To avoid the stink, most of the more reputable sites, like Gilt, RueLaLa, and HauteLook, toe the party line and only source products that come directly from the brands themselves — in other words: they don’t sell brand that don’t want to be sold. Which is why we were especially surprised to read that Cartier — one of the most strictly managed brands out there — is suing Haute Look for $2 million.
According to court documents — of which Fashionista has posted copies — Cartier has accused the e-tailer of selling used products without their permission.
Cartier claimed that HauteLook has sold used Cartier watches despite maintaining on its website that it “never” sells “secondhand merchandise, ever.”
It also said HauteLook has also sold Cartier goods that were damaged, were shipped in the wrong packaging, or carried defaced authenticity certificates, and sometimes included a Cartier warranty booklet though the warranty did not apply.
While Fashionista wonders if this is “a case of a big company picking on a little company,” we’re not so sure.

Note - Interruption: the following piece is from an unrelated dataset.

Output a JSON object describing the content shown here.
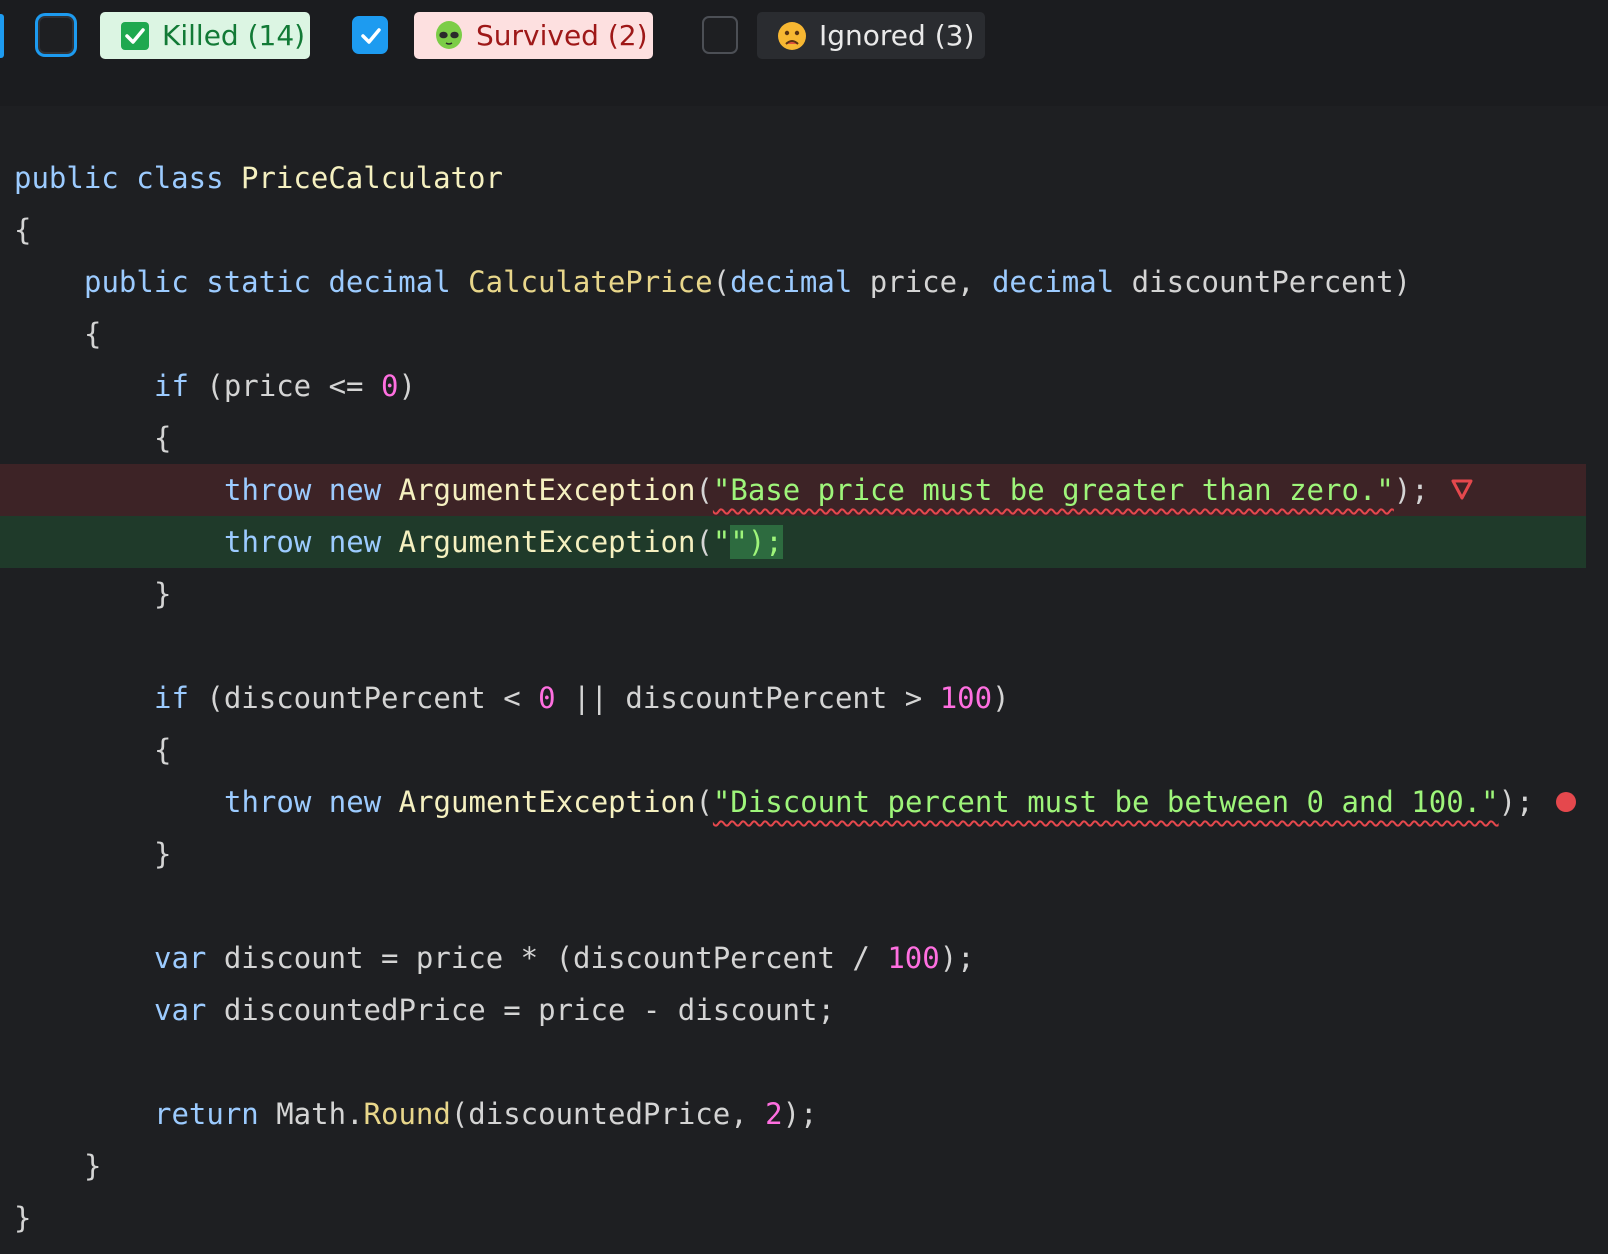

If Haute Look promises, which they do, that their product is coming directly from the brand, and if that isn’t actually the case, then that’s a problem — though less so for Cartier, and more so for the customers. But we don’t blame Cartier for filing suit — that’s all part of managing a luxury brand, and why Cartier is so covetable in the first place.